Carolyn Keene, the author of the Nancy Drew series, is merely a pseudonym of its real chroniclers, just as Dr. John Watson’s literary agent, Arthur Conon Doyle, is often credited with compiling the Sherlockian Canon. Two names loom large in the Drew chronicles. Edward Stratemeyer initially thought her name was Stella, just as literary agent Doyle inexplicably confused Sherlock with Sherringford. Mildred Wirt, later Mildred Wirt Benson, straightened out matters for Stratemeyer.
At first, the Stratemeyer Syndicate paid Wirt and others $125 a tale, a fair piece of change in the 1930s, roughly two months’ wage of a typical newspaper reporter. During the Great Depression, the fee diminished to $100 and eventually $75.
In 1933, the Stratemeyer Syndicate schemed with the Library of Congress to retain anonymity of Drew chroniclers. Eventually, there were law suits, counter suits, claims of frivolousness, poor taste and outright lies.
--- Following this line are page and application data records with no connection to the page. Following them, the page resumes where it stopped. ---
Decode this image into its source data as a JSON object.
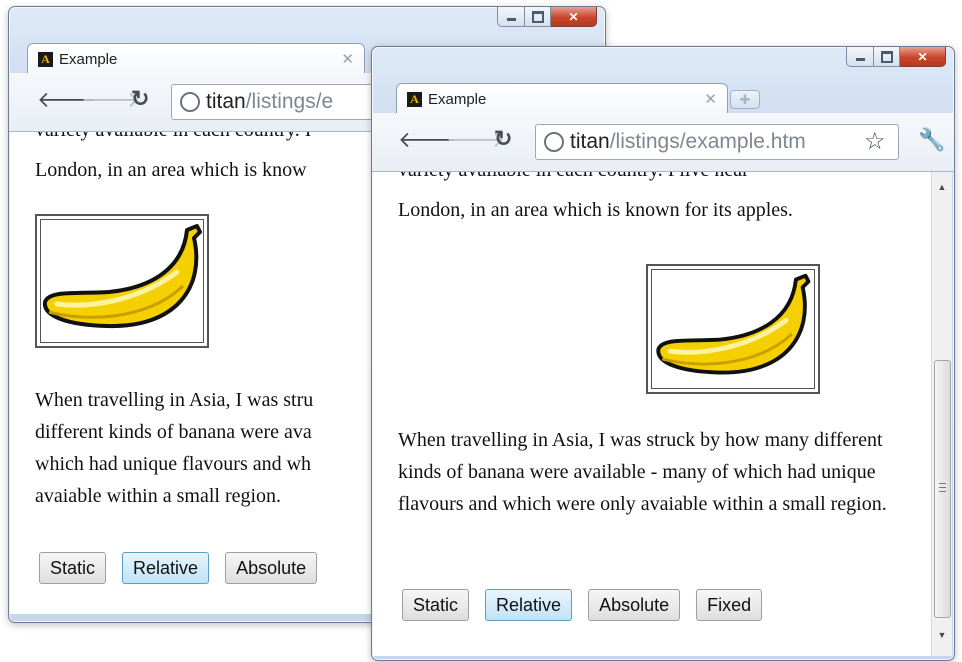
{
  "back_window": {
    "tab_title": "Example",
    "url_host": "titan",
    "url_path": "/listings/e",
    "clipped_top": "variety available in each country. I",
    "line2": "London, in an area which is know",
    "para_lines": [
      "When travelling in Asia, I was stru",
      "different kinds of banana were ava",
      "which had unique flavours and wh",
      "avaiable within a small region."
    ],
    "buttons": [
      "Static",
      "Relative",
      "Absolute"
    ],
    "active_button": "Relative"
  },
  "front_window": {
    "tab_title": "Example",
    "url_host": "titan",
    "url_path": "/listings/example.htm",
    "clipped_top": "variety available in each country. I live near",
    "line2": "London, in an area which is known for its apples.",
    "paragraph": "When travelling in Asia, I was struck by how many different kinds of banana were available - many of which had unique flavours and which were only avaiable within a small region.",
    "buttons": [
      "Static",
      "Relative",
      "Absolute",
      "Fixed"
    ],
    "active_button": "Relative"
  },
  "icons": {
    "back": "back-arrow-icon",
    "forward": "forward-arrow-icon",
    "reload": "reload-icon",
    "page": "globe-icon",
    "bookmark": "star-icon",
    "settings": "wrench-icon",
    "favicon": "favicon-icon"
  },
  "colors": {
    "accent_button": "#c1e3f7",
    "close_button": "#c9462c",
    "frame": "#c9d9ee",
    "banana": "#f5d000"
  }
}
By contrast, Watson’s approach made a lot of sense: secreting his notes for unwritten chronicles in “a travel-worn and battered tin dispatch-box” held in the vaults beneath the bank of Cox & Co., at Charing Cross. (See “The Problem of Thor Bridge.”)
We know what Sherlock Holmes looked like through portraitures by Sidney Paget. Similarly, Nancy’s good looks were originally copied from life by artist Russell H. Tandy.
In fact, Tandy’s silhouette of the sleuth has become iconic.
Over the years, Nancy found herself spiffed up, dumbed down and thrust through some positively bizarre transformations.
At her website “bookshelves of doom,” Leila Roy offers an entertaining analysis of latter-day Nancy and her pals. See http://goo.gl/CSnn2G.
Sherlock Holmes had his cinematic personification in Basil Rathbone. Nancy Drew had hers with Bonita Granville.
Nancy’s exploits have also appeared more recently on film and television, in video games and on DVDs. Other books of interest include The Nancy Drew Scrapbook: 60 Years of America’s Favorite Teenage Sleuth, by Karen Plunkett-Powell, St. Martin’s Press, 1993; and The Mysterious Case of Nancy Drew & The Hardy Boys, by Carole Kismaric and Marvin Heiferman, Simon & Schuster, 1998.
Most appropriately, the timepiece of Nancy’s first adventure returned in her 100th, A Secret in Time. ds
© Dennis Simanaitis, SimanaitisSays.com, 2014